▶ _What is being asked_: Go through the entries below and print each one exactly, leaving out pictures.

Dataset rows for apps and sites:
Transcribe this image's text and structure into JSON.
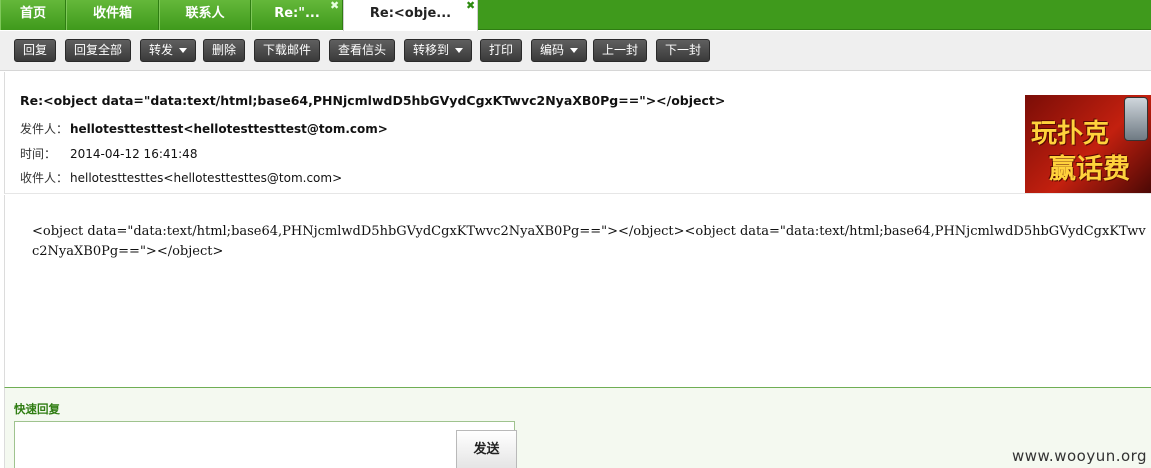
{
  "tabs": [
    {
      "label": "首页"
    },
    {
      "label": "收件箱"
    },
    {
      "label": "联系人"
    },
    {
      "label": "Re:\"..."
    },
    {
      "label": "Re:<obje..."
    }
  ],
  "tab_close_symbol": "✖",
  "toolbar": {
    "reply": "回复",
    "reply_all": "回复全部",
    "forward": "转发",
    "delete": "删除",
    "download": "下载邮件",
    "view_header": "查看信头",
    "move_to": "转移到",
    "print": "打印",
    "encoding": "编码",
    "prev": "上一封",
    "next": "下一封"
  },
  "mail": {
    "subject": "Re:<object data=\"data:text/html;base64,PHNjcmlwdD5hbGVydCgxKTwvc2NyaXB0Pg==\"></object>",
    "from_label": "发件人：",
    "from_value": "hellotesttesttest<hellotesttesttest@tom.com>",
    "time_label": "时间：",
    "time_value": "2014-04-12 16:41:48",
    "to_label": "收件人：",
    "to_value": "hellotesttesttes<hellotesttesttes@tom.com>",
    "body": "<object data=\"data:text/html;base64,PHNjcmlwdD5hbGVydCgxKTwvc2NyaXB0Pg==\"></object><object data=\"data:text/html;base64,PHNjcmlwdD5hbGVydCgxKTwvc2NyaXB0Pg==\"></object>"
  },
  "ad": {
    "line1": "玩扑克",
    "line2": "赢话费"
  },
  "quick_reply": {
    "title": "快速回复",
    "send": "发送"
  },
  "watermark": "www.wooyun.org",
  "colors": {
    "tab_green": "#3f9a1c",
    "button_dark": "#444444",
    "quick_reply_green": "#2f7d12"
  }
}
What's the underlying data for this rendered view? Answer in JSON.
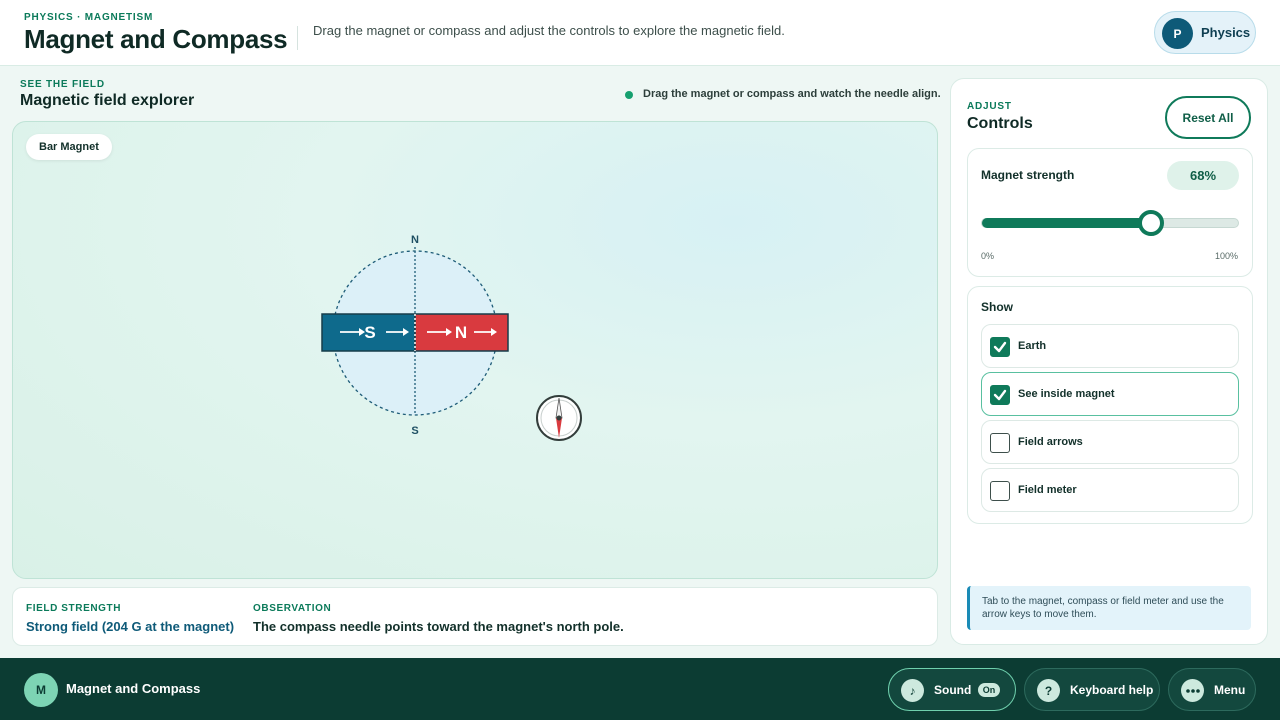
{
  "header": {
    "eyebrow": "PHYSICS · MAGNETISM",
    "title": "Magnet and Compass",
    "instruction": "Drag the magnet or compass and adjust the controls to explore the magnetic field.",
    "subject": {
      "initial": "P",
      "label": "Physics"
    }
  },
  "explorer": {
    "eyebrow": "SEE THE FIELD",
    "title": "Magnetic field explorer",
    "hint": "Drag the magnet or compass and watch the needle align.",
    "magnet_tag": "Bar Magnet",
    "magnet": {
      "south_label": "S",
      "north_label": "N",
      "arrow": "→"
    },
    "field_circle": {
      "top_label": "N",
      "bottom_label": "S"
    }
  },
  "info": {
    "field_strength_label": "FIELD STRENGTH",
    "field_strength_value": "Strong field (204 G at the magnet)",
    "observation_label": "OBSERVATION",
    "observation_value": "The compass needle points toward the magnet's north pole."
  },
  "controls": {
    "eyebrow": "ADJUST",
    "title": "Controls",
    "reset_label": "Reset All",
    "strength": {
      "label": "Magnet strength",
      "value_text": "68%",
      "value": 0.66,
      "min_label": "0%",
      "max_label": "100%"
    },
    "show": {
      "label": "Show",
      "options": [
        {
          "label": "Earth",
          "checked": true
        },
        {
          "label": "See inside magnet",
          "checked": true
        },
        {
          "label": "Field arrows",
          "checked": false
        },
        {
          "label": "Field meter",
          "checked": false
        }
      ]
    },
    "keyboard_note": "Tab to the magnet, compass or field meter and use the arrow keys to move them."
  },
  "footer": {
    "logo_initial": "M",
    "title": "Magnet and Compass",
    "sound": {
      "label": "Sound",
      "state": "On",
      "icon": "music-note-icon"
    },
    "keyboard_help": {
      "label": "Keyboard help",
      "icon": "question-icon"
    },
    "menu": {
      "label": "Menu",
      "icon": "more-dots-icon"
    }
  },
  "colors": {
    "accent": "#0f7a5a",
    "south_pole": "#0e6a8c",
    "north_pole": "#d93a3f",
    "footer": "#0c3c33"
  }
}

▶ _Written response_:
Transcribe this image's text and structure into JSON.
{
  "tabs": [
    {
      "label": "首页"
    },
    {
      "label": "收件箱"
    },
    {
      "label": "联系人"
    },
    {
      "label": "Re:\"..."
    },
    {
      "label": "Re:<obje..."
    }
  ],
  "tab_close_symbol": "✖",
  "toolbar": {
    "reply": "回复",
    "reply_all": "回复全部",
    "forward": "转发",
    "delete": "删除",
    "download": "下载邮件",
    "view_header": "查看信头",
    "move_to": "转移到",
    "print": "打印",
    "encoding": "编码",
    "prev": "上一封",
    "next": "下一封"
  },
  "mail": {
    "subject": "Re:<object data=\"data:text/html;base64,PHNjcmlwdD5hbGVydCgxKTwvc2NyaXB0Pg==\"></object>",
    "from_label": "发件人：",
    "from_value": "hellotesttesttest<hellotesttesttest@tom.com>",
    "time_label": "时间：",
    "time_value": "2014-04-12 16:41:48",
    "to_label": "收件人：",
    "to_value": "hellotesttesttes<hellotesttesttes@tom.com>",
    "body": "<object data=\"data:text/html;base64,PHNjcmlwdD5hbGVydCgxKTwvc2NyaXB0Pg==\"></object><object data=\"data:text/html;base64,PHNjcmlwdD5hbGVydCgxKTwvc2NyaXB0Pg==\"></object>"
  },
  "ad": {
    "line1": "玩扑克",
    "line2": "赢话费"
  },
  "quick_reply": {
    "title": "快速回复",
    "send": "发送"
  },
  "watermark": "www.wooyun.org",
  "colors": {
    "tab_green": "#3f9a1c",
    "button_dark": "#444444",
    "quick_reply_green": "#2f7d12"
  }
}
What's the underlying data for this rendered view? Answer in JSON.
{
  "header": {
    "eyebrow": "PHYSICS · MAGNETISM",
    "title": "Magnet and Compass",
    "instruction": "Drag the magnet or compass and adjust the controls to explore the magnetic field.",
    "subject": {
      "initial": "P",
      "label": "Physics"
    }
  },
  "explorer": {
    "eyebrow": "SEE THE FIELD",
    "title": "Magnetic field explorer",
    "hint": "Drag the magnet or compass and watch the needle align.",
    "magnet_tag": "Bar Magnet",
    "magnet": {
      "south_label": "S",
      "north_label": "N",
      "arrow": "→"
    },
    "field_circle": {
      "top_label": "N",
      "bottom_label": "S"
    }
  },
  "info": {
    "field_strength_label": "FIELD STRENGTH",
    "field_strength_value": "Strong field (204 G at the magnet)",
    "observation_label": "OBSERVATION",
    "observation_value": "The compass needle points toward the magnet's north pole."
  },
  "controls": {
    "eyebrow": "ADJUST",
    "title": "Controls",
    "reset_label": "Reset All",
    "strength": {
      "label": "Magnet strength",
      "value_text": "68%",
      "value": 0.66,
      "min_label": "0%",
      "max_label": "100%"
    },
    "show": {
      "label": "Show",
      "options": [
        {
          "label": "Earth",
          "checked": true
        },
        {
          "label": "See inside magnet",
          "checked": true
        },
        {
          "label": "Field arrows",
          "checked": false
        },
        {
          "label": "Field meter",
          "checked": false
        }
      ]
    },
    "keyboard_note": "Tab to the magnet, compass or field meter and use the arrow keys to move them."
  },
  "footer": {
    "logo_initial": "M",
    "title": "Magnet and Compass",
    "sound": {
      "label": "Sound",
      "state": "On",
      "icon": "music-note-icon"
    },
    "keyboard_help": {
      "label": "Keyboard help",
      "icon": "question-icon"
    },
    "menu": {
      "label": "Menu",
      "icon": "more-dots-icon"
    }
  },
  "colors": {
    "accent": "#0f7a5a",
    "south_pole": "#0e6a8c",
    "north_pole": "#d93a3f",
    "footer": "#0c3c33"
  }
}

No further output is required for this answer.